That is the disturbing question raised by a new University of Reading research report that concludes from an analysis of the 25 most-followed economists on Twitter that economists’ comments are not only less accessible to non-specialists than those issued by scientists but also use more complex words than other disciplines, neglect such inclusive words as “we” and “our”, and give low priority to readability.
But reassurance is at hand. Poppleton’s Head of Economics, Professor Murray Bund, has told our reporter Keith Ponting (30) that there are “deep flaws” in the Reading research.
“This report totally fails to recognise the distinctive nature of my discipline. It seems totally unaware that any move towards greater comprehensibility by economists might reveal their total inability to either resolve or predict events in what is vulgarly known as ‘the real world’.”
Professor Bund was even more exercised by the Reading researchers’ suggestion that economists tended to “talk at rather than to people”. He told Ponting that this completely ignored a central feature of economic discourse. “Economists”, he insisted, “neither talk at or to people. They are only truly themselves when they talk to other economists.”
According to Professor Bund, there were even more “egregious failures of understanding” in the Reading research. “There is the quite outrageous suggestion from one researcher that the discipline’s reliance on the model of humans as rational beings may lead students in economics to become more selfish and arrogant towards the end of their course.”
“Not true?” queried Ponting.
“Of course economics graduates feel superior to all other graduates,” admitted Professor Bund. “But this has nothing whatsoever to do with our deeply ingrained model of human beings as rational animals. It is empirically derived from the knowledge shared by all professional economists that their enduring lack of comprehensibility and predictive capacity has never for a moment inhibited their appointment to extremely well-salaried employment.”
(Professor Bund’s latest tweet: “Hi there. I’m using Rehn-Meidner theory to effect a synthesis between a flex-price Kaldorian model of profit margins and a Kaleckian model of profit margin. Very exciting!”)

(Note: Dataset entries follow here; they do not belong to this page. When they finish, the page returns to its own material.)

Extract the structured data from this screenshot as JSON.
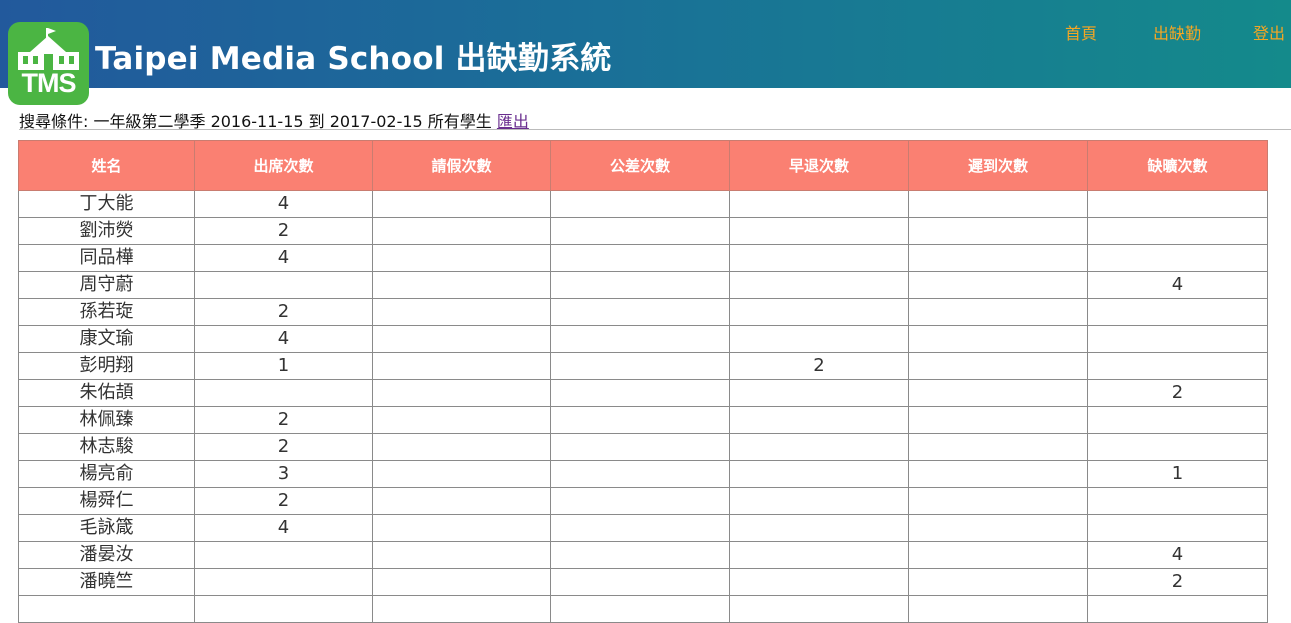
{
  "app": {
    "logo_text": "TMS",
    "title": "Taipei Media School 出缺勤系統"
  },
  "nav": {
    "home": "首頁",
    "attendance": "出缺勤",
    "logout": "登出"
  },
  "query": {
    "label": "搜尋條件: 一年級第二學季 2016-11-15 到 2017-02-15 所有學生",
    "export_link": "匯出"
  },
  "table": {
    "headers": [
      "姓名",
      "出席次數",
      "請假次數",
      "公差次數",
      "早退次數",
      "遲到次數",
      "缺曠次數"
    ],
    "rows": [
      [
        "丁大能",
        "4",
        "",
        "",
        "",
        "",
        ""
      ],
      [
        "劉沛熒",
        "2",
        "",
        "",
        "",
        "",
        ""
      ],
      [
        "同品樺",
        "4",
        "",
        "",
        "",
        "",
        ""
      ],
      [
        "周守蔚",
        "",
        "",
        "",
        "",
        "",
        "4"
      ],
      [
        "孫若琁",
        "2",
        "",
        "",
        "",
        "",
        ""
      ],
      [
        "康文瑜",
        "4",
        "",
        "",
        "",
        "",
        ""
      ],
      [
        "彭明翔",
        "1",
        "",
        "",
        "2",
        "",
        ""
      ],
      [
        "朱佑頡",
        "",
        "",
        "",
        "",
        "",
        "2"
      ],
      [
        "林佩臻",
        "2",
        "",
        "",
        "",
        "",
        ""
      ],
      [
        "林志駿",
        "2",
        "",
        "",
        "",
        "",
        ""
      ],
      [
        "楊亮俞",
        "3",
        "",
        "",
        "",
        "",
        "1"
      ],
      [
        "楊舜仁",
        "2",
        "",
        "",
        "",
        "",
        ""
      ],
      [
        "毛詠箴",
        "4",
        "",
        "",
        "",
        "",
        ""
      ],
      [
        "潘晏汝",
        "",
        "",
        "",
        "",
        "",
        "4"
      ],
      [
        "潘曉竺",
        "",
        "",
        "",
        "",
        "",
        "2"
      ],
      [
        "",
        "",
        "",
        "",
        "",
        "",
        ""
      ]
    ]
  }
}
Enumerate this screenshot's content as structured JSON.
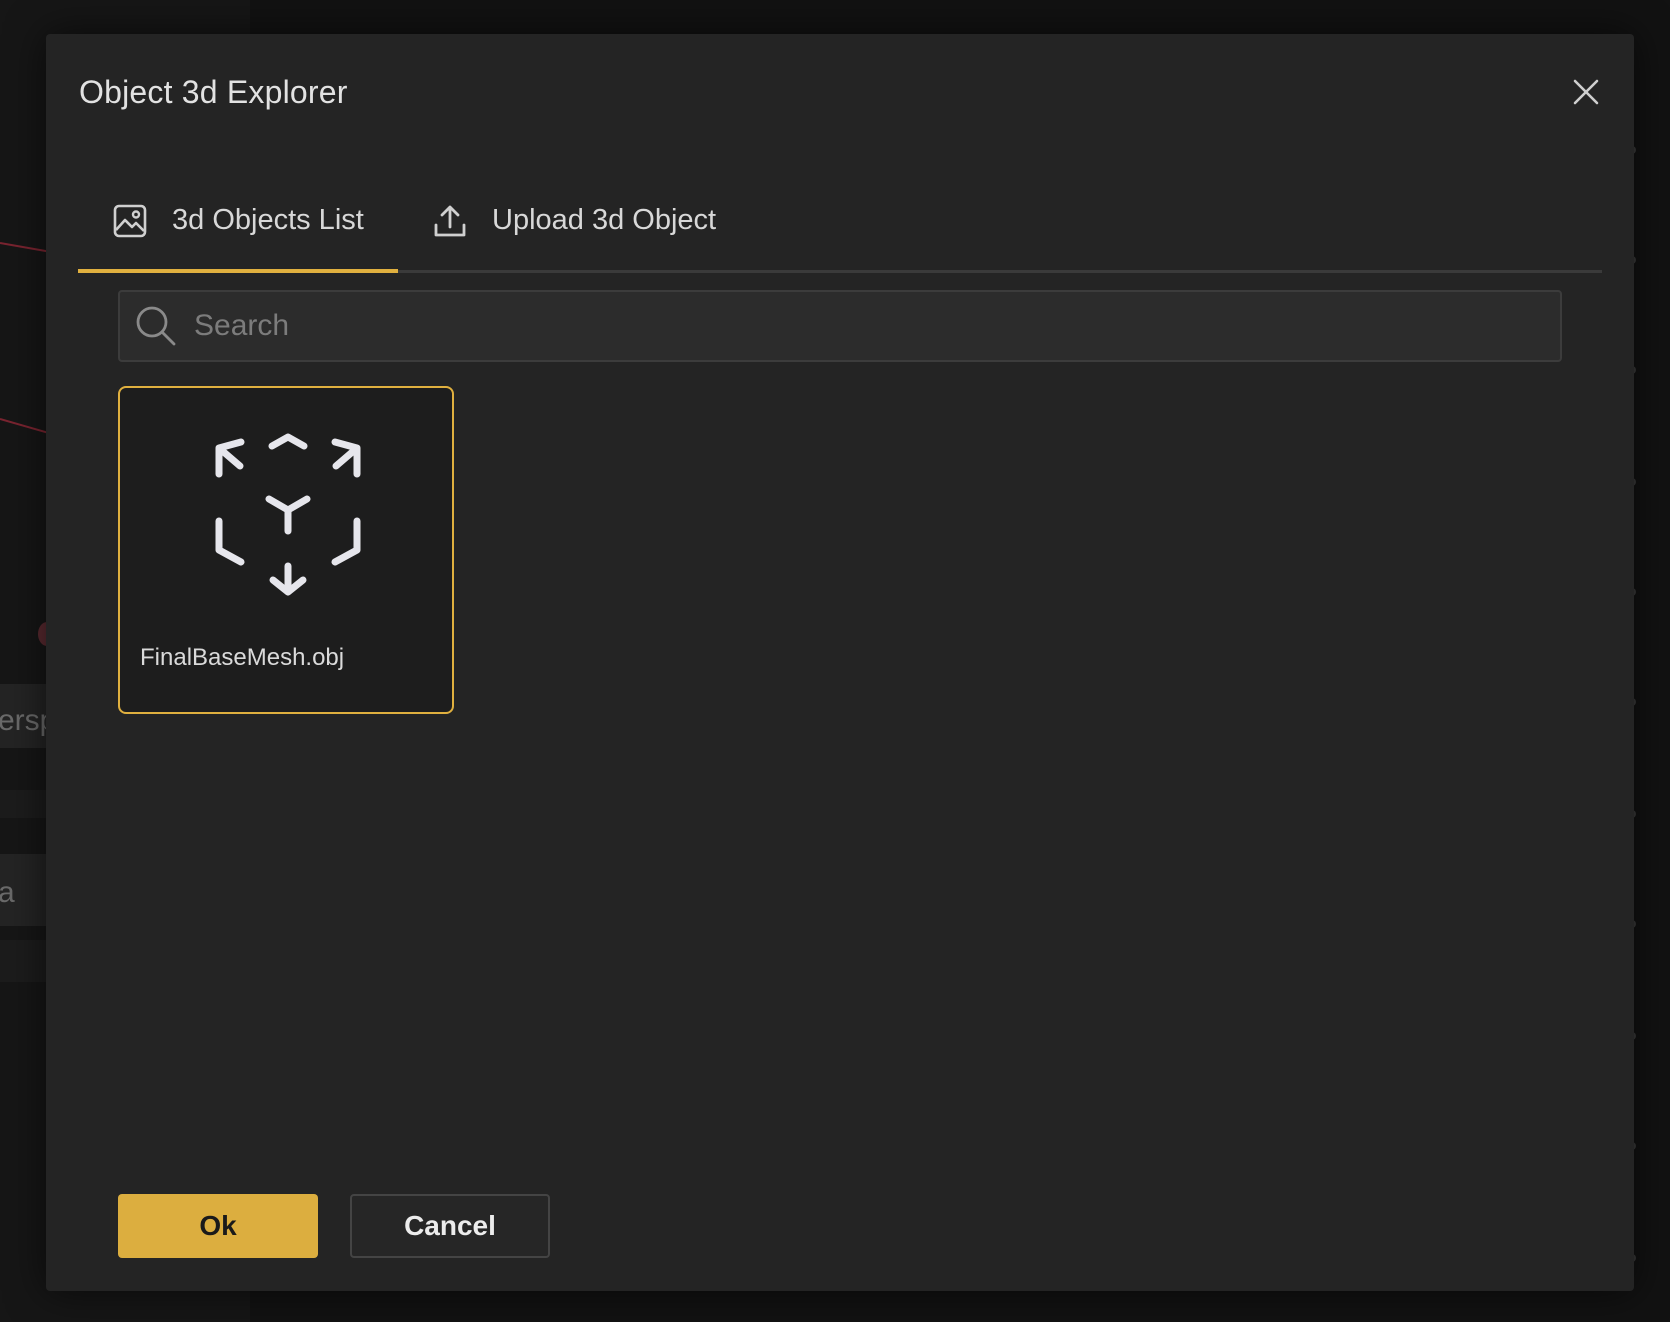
{
  "dialog": {
    "title": "Object 3d Explorer"
  },
  "tabs": [
    {
      "label": "3d Objects List",
      "icon": "image-icon",
      "active": true
    },
    {
      "label": "Upload 3d Object",
      "icon": "upload-icon",
      "active": false
    }
  ],
  "search": {
    "placeholder": "Search",
    "value": ""
  },
  "objects": [
    {
      "name": "FinalBaseMesh.obj",
      "icon": "3d-cube-icon",
      "selected": true
    }
  ],
  "footer": {
    "ok_label": "Ok",
    "cancel_label": "Cancel"
  },
  "background": {
    "partial_text_1": "ersp",
    "partial_text_2": "a"
  },
  "colors": {
    "accent": "#e0b03f",
    "ok_button": "#dcae3f",
    "dialog_bg": "#242424",
    "card_bg": "#1d1d1d",
    "backdrop": "#121212"
  }
}
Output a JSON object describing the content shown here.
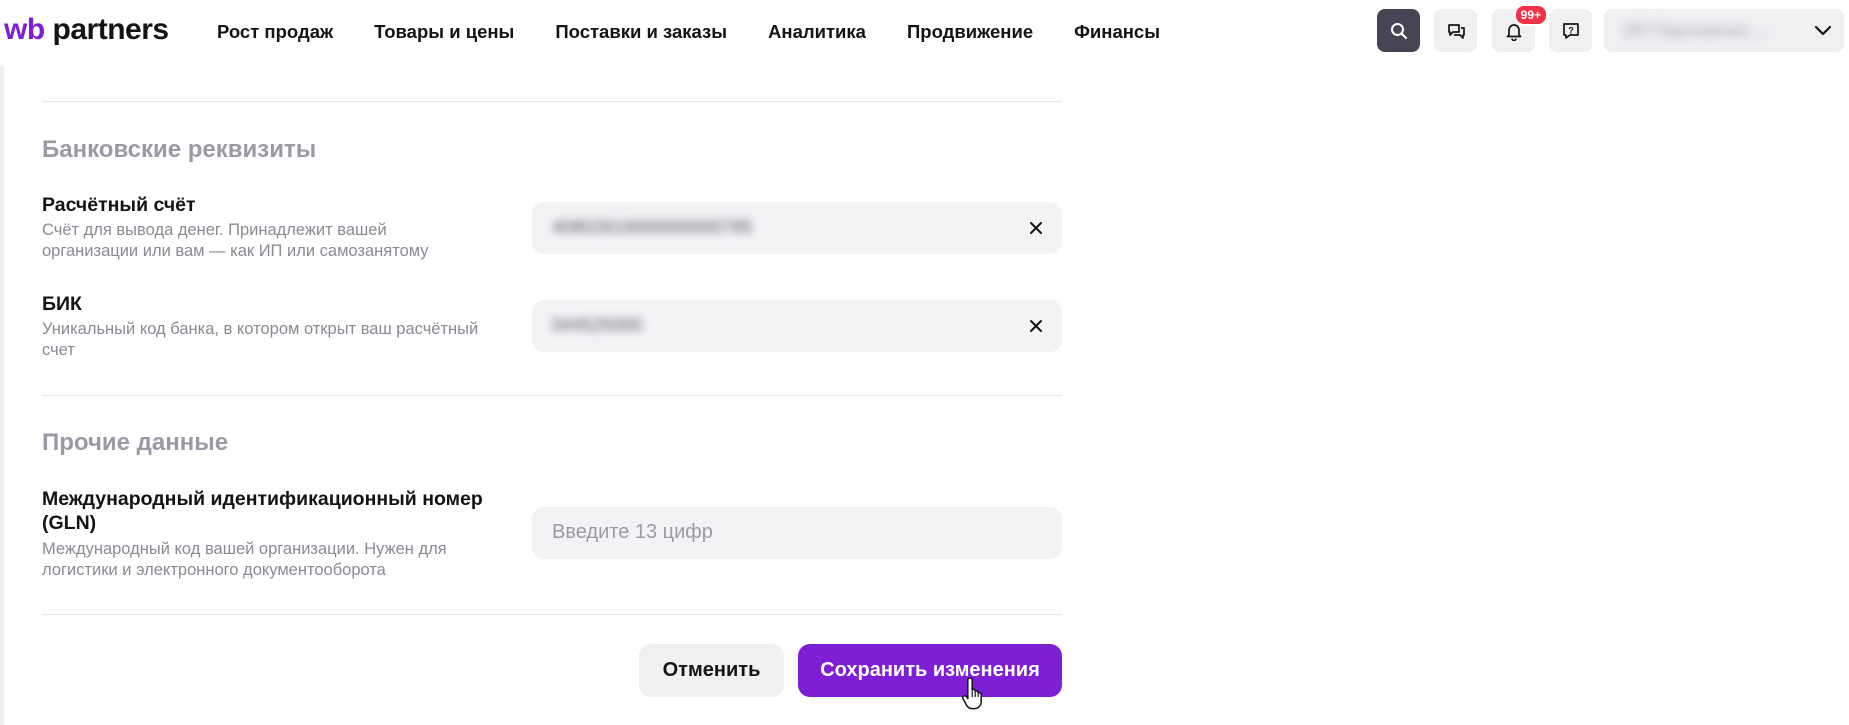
{
  "header": {
    "logo_prefix": "wb",
    "logo_text": "partners",
    "nav": [
      "Рост продаж",
      "Товары и цены",
      "Поставки и заказы",
      "Аналитика",
      "Продвижение",
      "Финансы"
    ],
    "notification_badge": "99+",
    "account_name": "ИП Пархоменко ..."
  },
  "bank": {
    "section_title": "Банковские реквизиты",
    "account": {
      "label": "Расчётный счёт",
      "hint": "Счёт для вывода денег. Принадлежит вашей организации или вам — как ИП или самозанятому",
      "value": "40802810000000000785"
    },
    "bik": {
      "label": "БИК",
      "hint": "Уникальный код банка, в котором открыт ваш расчётный счет",
      "value": "044525000"
    }
  },
  "other": {
    "section_title": "Прочие данные",
    "gln": {
      "label": "Международный идентификационный номер (GLN)",
      "hint": "Международный код вашей организации. Нужен для логистики и электронного документооборота",
      "placeholder": "Введите 13 цифр"
    }
  },
  "actions": {
    "cancel_label": "Отменить",
    "save_label": "Сохранить изменения"
  },
  "colors": {
    "accent": "#7e1fd6",
    "badge": "#f0334a",
    "search_button": "#454553"
  },
  "icons": [
    "search-icon",
    "chat-icon",
    "bell-icon",
    "help-icon",
    "chevron-down-icon",
    "clear-icon",
    "pointer-cursor-icon"
  ]
}
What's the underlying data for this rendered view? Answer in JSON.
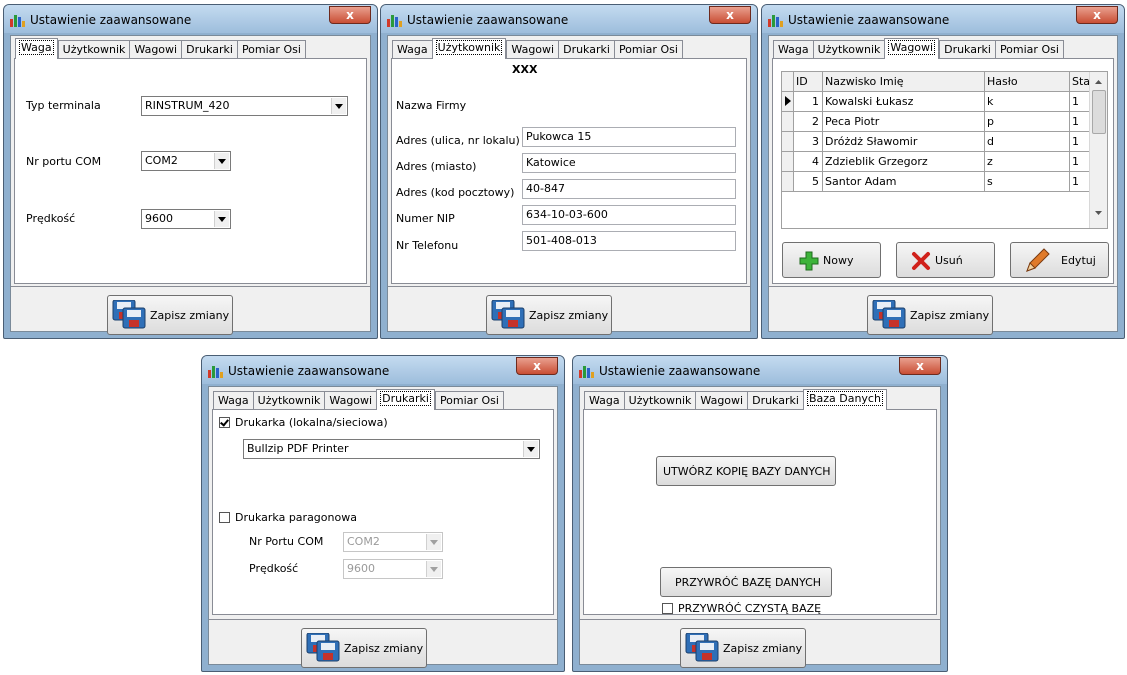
{
  "common": {
    "window_title": "Ustawienie zaawansowane",
    "close_glyph": "x",
    "save_label": "Zapisz zmiany",
    "tabs": [
      "Waga",
      "Użytkownik",
      "Wagowi",
      "Drukarki",
      "Pomiar Osi"
    ],
    "tabs_db": [
      "Waga",
      "Użytkownik",
      "Wagowi",
      "Drukarki",
      "Baza Danych"
    ]
  },
  "waga": {
    "terminal_label": "Typ terminala",
    "terminal_value": "RINSTRUM_420",
    "com_label": "Nr portu COM",
    "com_value": "COM2",
    "speed_label": "Prędkość",
    "speed_value": "9600"
  },
  "uzytkownik": {
    "company_label": "Nazwa Firmy",
    "company_value": "XXX",
    "street_label": "Adres (ulica, nr lokalu)",
    "street_value": "Pukowca 15",
    "city_label": "Adres (miasto)",
    "city_value": "Katowice",
    "zip_label": "Adres (kod pocztowy)",
    "zip_value": "40-847",
    "nip_label": "Numer NIP",
    "nip_value": "634-10-03-600",
    "phone_label": "Nr Telefonu",
    "phone_value": "501-408-013"
  },
  "wagowi": {
    "columns": [
      "ID",
      "Nazwisko Imię",
      "Hasło",
      "Stan"
    ],
    "rows": [
      {
        "id": "1",
        "name": "Kowalski Łukasz",
        "password": "k",
        "state": "1"
      },
      {
        "id": "2",
        "name": "Peca Piotr",
        "password": "p",
        "state": "1"
      },
      {
        "id": "3",
        "name": "Dróżdż Sławomir",
        "password": "d",
        "state": "1"
      },
      {
        "id": "4",
        "name": "Zdzieblik Grzegorz",
        "password": "z",
        "state": "1"
      },
      {
        "id": "5",
        "name": "Santor Adam",
        "password": "s",
        "state": "1"
      }
    ],
    "new_label": "Nowy",
    "delete_label": "Usuń",
    "edit_label": "Edytuj"
  },
  "drukarki": {
    "printer_check_label": "Drukarka (lokalna/sieciowa)",
    "printer_checked": true,
    "printer_value": "Bullzip PDF Printer",
    "receipt_check_label": "Drukarka paragonowa",
    "receipt_checked": false,
    "com_label": "Nr Portu COM",
    "com_value": "COM2",
    "speed_label": "Prędkość",
    "speed_value": "9600"
  },
  "baza": {
    "backup_label": "UTWÓRZ KOPIĘ BAZY DANYCH",
    "restore_label": "PRZYWRÓĆ BAZĘ DANYCH",
    "clean_label": "PRZYWRÓĆ CZYSTĄ BAZĘ",
    "clean_checked": false
  },
  "colors": {
    "frame": "#8fb0cf",
    "close": "#c94e34",
    "panel": "#ffffff",
    "client": "#f0f0f0"
  }
}
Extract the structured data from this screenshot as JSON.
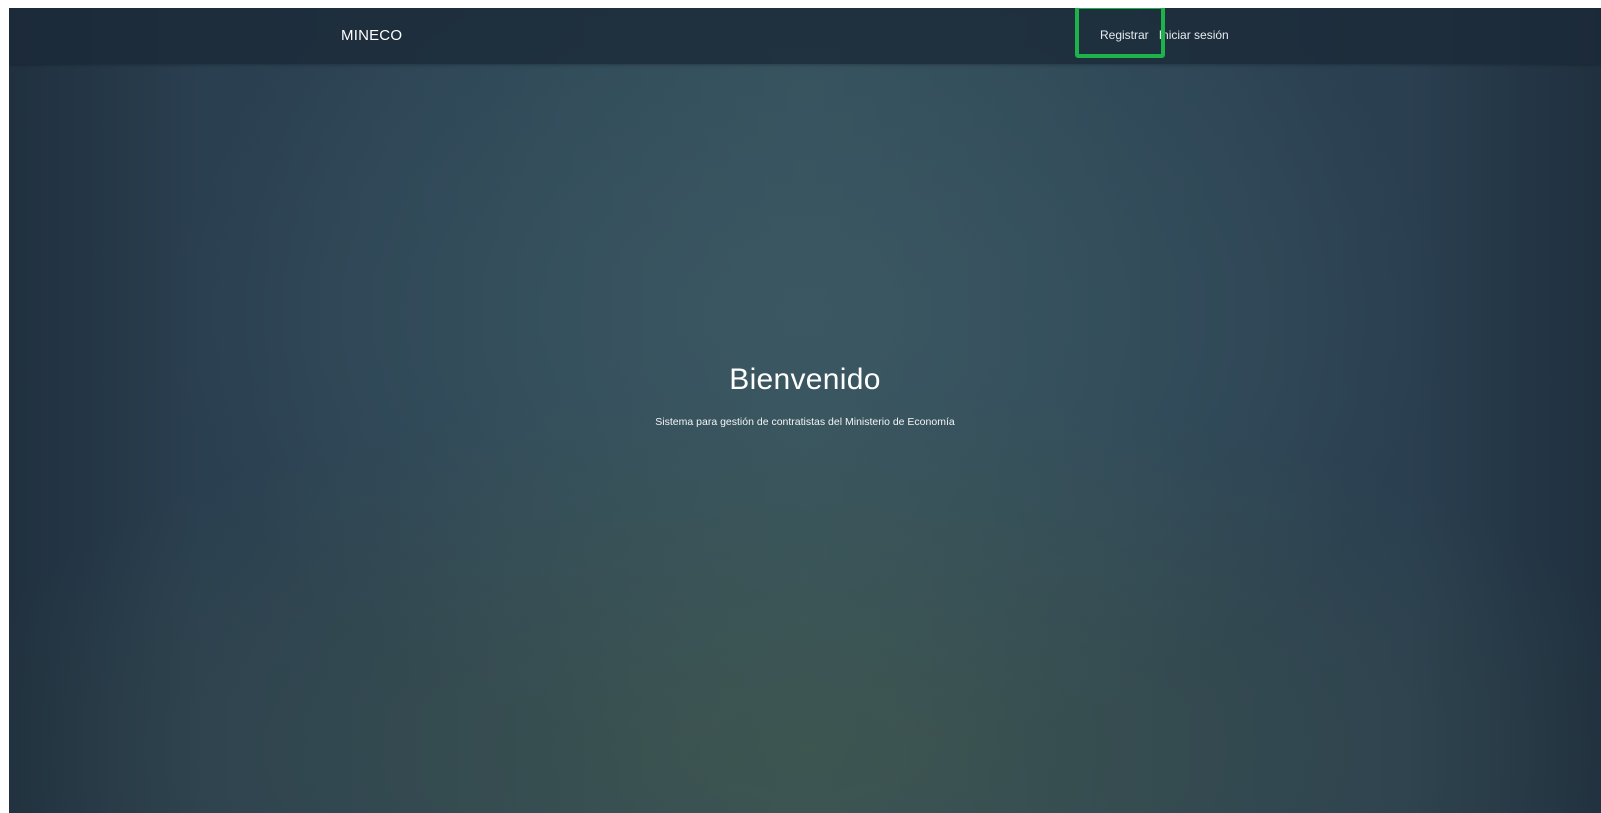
{
  "navbar": {
    "brand": "MINECO",
    "links": {
      "register": "Registrar",
      "login": "Iniciar sesión"
    }
  },
  "hero": {
    "title": "Bienvenido",
    "subtitle": "Sistema para gestión de contratistas del Ministerio de Economía"
  },
  "colors": {
    "highlight": "#1db34a",
    "navbar": "#1b2938"
  }
}
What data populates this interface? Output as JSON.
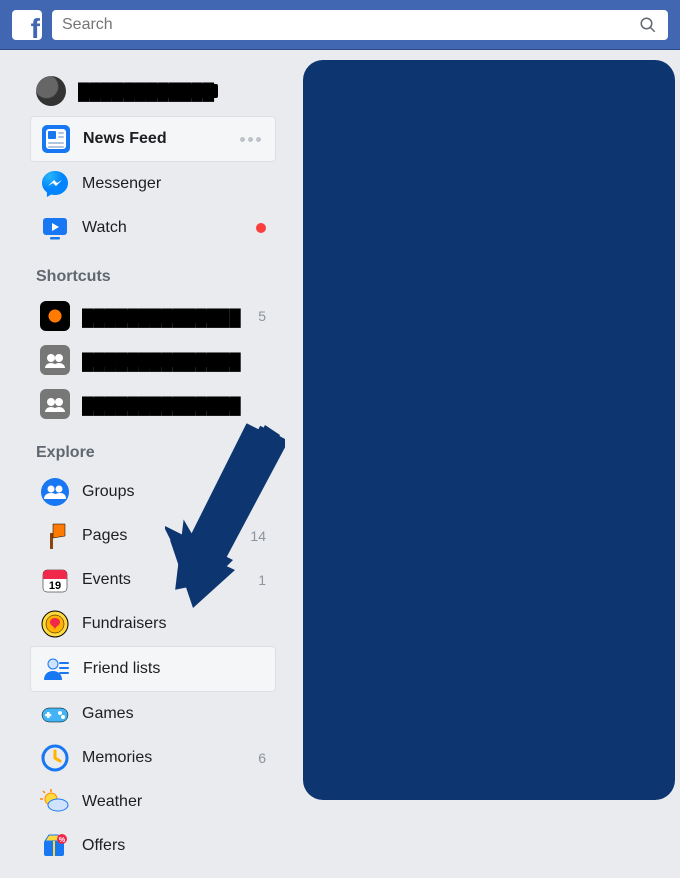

“I never expected to say this, but I wholeheartedly agree with the minister. Today’s students are dangerously ill-informed about the university system.”
That was how Ted Odgers, of our Department of Media and Cultural Studies, reacted to the news that universities minister Sam Gyimah had recently declared his surprise on encountering a student who had “no idea what a Russell Group university is”.
Mr Odgers, who recently received a golden brazier award for his contributions to picketing, pointed out that this was by no means the only area of student ignorance. “It’s hard to believe, but there are still students who arrive at university completely unaware of the fact that they will be largely taught by underpaid and overworked graduate assistants because of the need for serving academics to devote their time to satisfying the dubious metrics of the next research excellence framework.”
And that was far from exhausting students’ lack of knowledge. “The minister would surely be even more shocked to learn that there are some undergraduates who still arrive at university believing that the value of their degree resides in its capacity to develop a predilection for intellectual enquiry, without knowing that the universities minister himself has defined such value as residing solely in the salary they obtain after graduation. It truly is a shocking level of ignorance.”